  • Provide examples 

6. The Introduction

Good beginning and good end is inevitable for a good sermon. But keep them close to each other as much as possible.

The best words should be in the beginning not the best ideas. The introduction should not be more then 4-5 sentences. They should be written down and memorized.

The importance of introduction is to draw the attention and raise interest for the sermon. It stirs up curiosity, prepares the mind of the listener and secures his good will for the preacher.

What materials do we use for introduction?

  1. Word pictures –
  2. Starting statement –
  3. Open with poems, songs, questions, problem illustrations, humor or current event.
  4. Geographical background
  5. Historical background

Biblical background.

The good introduction is brief, simple, appropriate and interesting.

Why introductions fail?

a)       They are predictable (e.g. the preacher uses always the same method for starting.)

b)      Promise too much

c)       They are inappropriate (do not fit to this particular sermon)

d)      Ignorant of the experiences of the day of the audience.

e)      They are too dull.

f)         They tell too much.

g)      Promises too little.

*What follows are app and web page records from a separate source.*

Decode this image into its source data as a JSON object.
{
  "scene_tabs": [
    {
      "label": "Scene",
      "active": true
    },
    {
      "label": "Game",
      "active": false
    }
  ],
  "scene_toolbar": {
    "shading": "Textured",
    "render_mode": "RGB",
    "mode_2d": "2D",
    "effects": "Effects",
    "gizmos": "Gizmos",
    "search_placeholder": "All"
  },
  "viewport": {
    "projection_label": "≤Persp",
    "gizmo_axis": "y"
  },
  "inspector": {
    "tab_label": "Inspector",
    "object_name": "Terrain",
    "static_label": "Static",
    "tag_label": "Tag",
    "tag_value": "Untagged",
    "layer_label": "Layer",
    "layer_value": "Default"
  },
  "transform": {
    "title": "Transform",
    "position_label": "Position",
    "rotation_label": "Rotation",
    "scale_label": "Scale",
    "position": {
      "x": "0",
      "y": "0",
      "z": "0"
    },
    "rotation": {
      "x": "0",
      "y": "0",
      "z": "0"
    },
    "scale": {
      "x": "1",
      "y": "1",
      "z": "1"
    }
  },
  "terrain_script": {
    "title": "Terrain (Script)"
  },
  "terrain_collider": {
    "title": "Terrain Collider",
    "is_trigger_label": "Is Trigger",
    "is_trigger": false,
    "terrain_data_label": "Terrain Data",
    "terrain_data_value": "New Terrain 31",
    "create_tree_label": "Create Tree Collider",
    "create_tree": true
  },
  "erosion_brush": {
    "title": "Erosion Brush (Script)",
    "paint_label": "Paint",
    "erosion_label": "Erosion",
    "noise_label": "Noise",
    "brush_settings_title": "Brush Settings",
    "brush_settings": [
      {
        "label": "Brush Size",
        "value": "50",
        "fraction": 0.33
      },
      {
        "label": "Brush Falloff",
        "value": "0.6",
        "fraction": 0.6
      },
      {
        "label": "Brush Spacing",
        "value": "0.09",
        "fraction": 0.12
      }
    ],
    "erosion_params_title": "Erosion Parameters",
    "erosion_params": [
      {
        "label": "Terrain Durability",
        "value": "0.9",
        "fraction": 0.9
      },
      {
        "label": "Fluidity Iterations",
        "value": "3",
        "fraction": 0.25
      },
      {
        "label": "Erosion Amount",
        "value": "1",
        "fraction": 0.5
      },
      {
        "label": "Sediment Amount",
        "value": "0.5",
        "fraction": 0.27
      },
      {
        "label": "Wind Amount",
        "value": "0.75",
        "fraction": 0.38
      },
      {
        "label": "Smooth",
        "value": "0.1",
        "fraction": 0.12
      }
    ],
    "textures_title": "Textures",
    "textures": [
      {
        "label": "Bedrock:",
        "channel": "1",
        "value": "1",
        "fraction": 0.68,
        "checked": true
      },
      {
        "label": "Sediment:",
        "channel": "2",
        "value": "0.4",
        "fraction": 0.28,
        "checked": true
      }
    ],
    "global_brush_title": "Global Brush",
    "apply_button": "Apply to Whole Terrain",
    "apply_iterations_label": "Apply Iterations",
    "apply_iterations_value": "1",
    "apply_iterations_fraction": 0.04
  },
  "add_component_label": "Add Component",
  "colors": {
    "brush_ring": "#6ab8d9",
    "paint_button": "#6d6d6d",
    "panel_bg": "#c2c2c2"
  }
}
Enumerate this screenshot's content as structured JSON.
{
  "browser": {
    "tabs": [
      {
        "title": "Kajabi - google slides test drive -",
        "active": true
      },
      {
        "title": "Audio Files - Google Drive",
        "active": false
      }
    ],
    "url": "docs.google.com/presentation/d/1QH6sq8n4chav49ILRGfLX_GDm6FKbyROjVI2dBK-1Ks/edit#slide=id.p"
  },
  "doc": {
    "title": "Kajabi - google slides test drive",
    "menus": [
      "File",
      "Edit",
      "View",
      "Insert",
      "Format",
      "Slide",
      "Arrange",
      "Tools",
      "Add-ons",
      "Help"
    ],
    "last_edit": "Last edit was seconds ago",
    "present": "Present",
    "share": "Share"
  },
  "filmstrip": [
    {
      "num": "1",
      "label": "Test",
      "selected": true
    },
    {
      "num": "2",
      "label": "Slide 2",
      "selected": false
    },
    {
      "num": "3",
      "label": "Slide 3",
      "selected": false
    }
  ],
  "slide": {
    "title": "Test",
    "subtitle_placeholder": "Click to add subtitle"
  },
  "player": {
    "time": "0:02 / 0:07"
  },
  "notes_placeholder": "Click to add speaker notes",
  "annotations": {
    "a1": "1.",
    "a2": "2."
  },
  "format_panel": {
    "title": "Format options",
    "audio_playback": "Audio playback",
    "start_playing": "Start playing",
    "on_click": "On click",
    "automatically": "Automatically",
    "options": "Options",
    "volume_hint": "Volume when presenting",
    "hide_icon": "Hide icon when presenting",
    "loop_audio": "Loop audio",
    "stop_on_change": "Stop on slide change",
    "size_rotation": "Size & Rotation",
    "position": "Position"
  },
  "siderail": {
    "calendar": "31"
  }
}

h)       They do not promise anything.

i)         They are unprepared.

j)         They are not fresh.

k)       They are too negative.

l)         They tell the audience more than what they want to know.
Introduction should take the passenger on board before take-off.

m)     They are too slow.

n)       They are too fast. (Reaches what the audience wants to hear.)



7. The Conclusion

  • It is similar to the landing (the dangerous part of flight). It requires lot of skills.
  • Do not waist the time of the audience! Land with full power!
  • Do not be like a guest, who wants to leave and quit but do not know how!
  • The good sermon is like one burning light, and the conclusion should lead to the sea of life not like the Australian rivers leading nowhere.
  • Conclusion SHOULD NOT BE announced! The audience will know when it is over, so the sermon should end suddenly not predictably.
  • HAVE ONLY ONE CONCLUSION for one sermon!
  • Conclusion succeeds when it inspires response.

Forms of a good conclusion:

a)       Practical

b)      Should be variety in our conclusions

c)       Can appeal to something

d)      Can be an application

e)      Can be an exaltation

f)         Can be a consolation

g)      Can be projection of a possible future

h)       Can be a call for decision

i)         Can be a proclamation

Good sermons should always have (this is the ideal case):

  1. Something to learn (not just new truths but you can show how to apply the old).
  2. Something to think about (questions left unanswered).
  3. Something to feel (not just thinking materials are needed).
  4. Something to remember.
  5. Something to do.


Evaluating the sermon – we must ask at least 10 questions 

  1. Do your sermon give a fair representation of all the Scriptures?
  2. Does the preaching provide systematic treatment of important biblical themes?
  3. Is the preaching relevant to present needs of hearers?
  4. Does the sermon have a clearly stated central idea?
  5. Does the sermon have a sharply defined aim?
  6. Does the sermon follow a definite logical or psychological progression?
  7. Is the language clear and understandable?
  8. Does the sermon use a variety of developmental and supportive material?
  9. Is the sermon an event in which the Holy Spirit is truly at work?
  10. Does the preaching exalt Jesus Christ?


 -  N.Lica